Biodiversity Information Science and Standards : Conference Abstract
Conference Abstract
Extinct Taxa in an Extant World: Working towards better fossil taxonomic representation
expand article infoHolly Little, Christina Byrd§, Talia Karim|, Erica Krimmel, Ben Norton#
‡ Smithsonian National Museum of Natural History, Washington, DC, United States of America
§ Harvard Museum of Comparative Zoology, Cambridge, Massachusetts, United States of America
| University of Colorado, Boulder, Colorado, United States of America
¶ iDigBio, Florida State University, Tallahassee, Florida, United States of America
# North Carolina Museum of Natural Sciences, Raleigh, North Carolina, United States of America
Open Access


Paleontology collections face many similar challenges mobilizing taxonomic data as extant collections disciplines: from complex nomenclatural histories to incomplete taxonomic authorities to questionable specimen identifications. These challenges exist within the information management of an individual institution and are amplified at the level of data aggregation, where a minor misspelling of authorship or a historic name can completely erase the discoverability of a specimen. In addition to those challenges shared with extant taxonomy, fossil taxonomy must also address uncertainty in far more detail and at many levels. It may be impossible to assign a name into the traditional Linnaean hierarchy or to provide classification at higher ranks due to uncertainty in our understanding of how the specimen is related to other known taxa. Moreover, some branches of paleontology prefer not to use Linnaean ranks at all, making it even more difficult to map concepts and/or clade names to terms in the Linnaean-based Darwin Core standard (DwC, Darwin Core Task Group 2009). Incomplete preservation of fossil specimens also makes it difficult or impossible to identify many specimens to the extant gold standard rank of species. While these specimens are often recorded as precisely as possible (e.g., to a secondary Linnaean rank like subfamily) in local collection management systems, the data are obscured when shared with global aggregators since these ranks do not exist in the DwC framework.

The paleontology collections community has been facilitating efforts to address these challenges for many years in an attempt to improve the quality of our data and the treatment of taxonomic information for fossil specimens by aggregators. Most recently, the Paleo Data Working Group has been focusing on the practical matters of digitizing, mobilizing, and promoting the use of specimen data from our collections, and further assessing possible community-sourced solutions that could increase the discoverability of our specimens from a taxonomic entry point.

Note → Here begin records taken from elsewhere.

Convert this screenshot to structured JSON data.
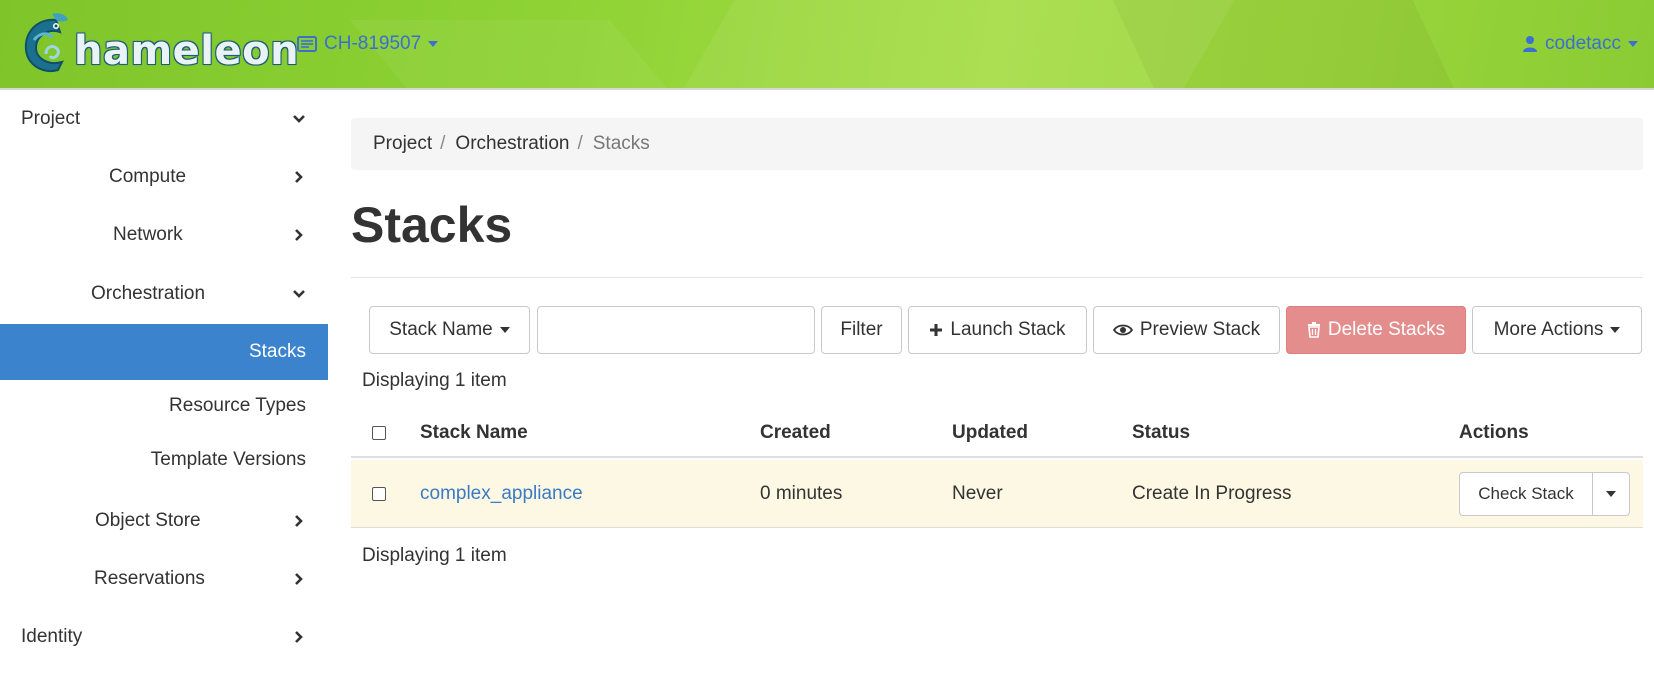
{
  "header": {
    "logo_text": "hameleon",
    "project": "CH-819507",
    "user": "codetacc"
  },
  "sidebar": {
    "project": "Project",
    "compute": "Compute",
    "network": "Network",
    "orchestration": "Orchestration",
    "stacks": "Stacks",
    "resource_types": "Resource Types",
    "template_versions": "Template Versions",
    "object_store": "Object Store",
    "reservations": "Reservations",
    "identity": "Identity"
  },
  "breadcrumb": {
    "items": [
      "Project",
      "Orchestration",
      "Stacks"
    ],
    "sep": "/"
  },
  "page": {
    "title": "Stacks"
  },
  "toolbar": {
    "filter_field": "Stack Name",
    "filter_value": "",
    "filter_button": "Filter",
    "launch": "Launch Stack",
    "preview": "Preview Stack",
    "delete": "Delete Stacks",
    "more": "More Actions"
  },
  "table": {
    "count_top": "Displaying 1 item",
    "count_bottom": "Displaying 1 item",
    "columns": [
      "Stack Name",
      "Created",
      "Updated",
      "Status",
      "Actions"
    ],
    "rows": [
      {
        "name": "complex_appliance",
        "created": "0 minutes",
        "updated": "Never",
        "status": "Create In Progress",
        "action": "Check Stack"
      }
    ]
  },
  "colors": {
    "header_green": "#8fd335",
    "accent_blue": "#3b83cd",
    "link_blue": "#3b7ac4",
    "danger": "#e48d8d",
    "row_highlight": "#fcf8e3"
  }
}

In this talk, we share our explorations into the past and current state of fossil taxonomy in the global landscape (including notable gaps) and its use in paleontology collections, and we also report on possible paths forward. Understanding some of the historical issues with fossil taxonomy in the global landscape has led to a better understanding of root differences between extant and fossil taxonomic data models. The Paleo Data Working Group (Krimmel et al. 2021) has reviewed fossil taxonomic data as it is published through aggregators like the Global Biodiversity Information Facility (GBIF), and identified concrete issues in order to classify systematic pain points. We have discussed existing sources of taxonomic data and the agency of collections professionals to take an active role in working toward new solutions for enhancing and evolving these systems. Opportunities for intentional action have been identified across a spectrum of local to global efforts, and from individual capacity to collaboration across stakeholder groups, connecting with those who can more directly address a particular gap or combine expertise. On the individual scale, we are promoting the adoption of best practices for recording taxonomic data in collections information systems and subsequent mapping to DwC. Through coordination with stakeholder groups, we are hoping to enable paleontologists to provide taxonomic authority information to Catalogue of Life for certain fossil groups in new ways. Working within this space, we have tested new systems for collaborative taxonomic data curation and produced updated community data guidelines for use in paleontology collections, to improve the consistency and quality of mobilized data.

Accurately representing extinct taxa in an extant world is a moving target, affected by constantly evolving data standards and technical capacity. For instance, GBIF is moving to an operational model where Catalogue of Life provides the taxonomic backbone, but fossil names are problematic in Catalogue of Life because they cannot always integrate into the single tree of life perspective. Seeking solutions that are inclusive of fossil taxonomy will enable our global corpus of biodiversity data to extend back into deep time and promote new opportunities for synergy and cooperation.


fossil taxonomy, paleobiology, Catalogue of Life, GBIF backbone taxonomy

Presenting author

Holly Little

Presented at

TDWG 2022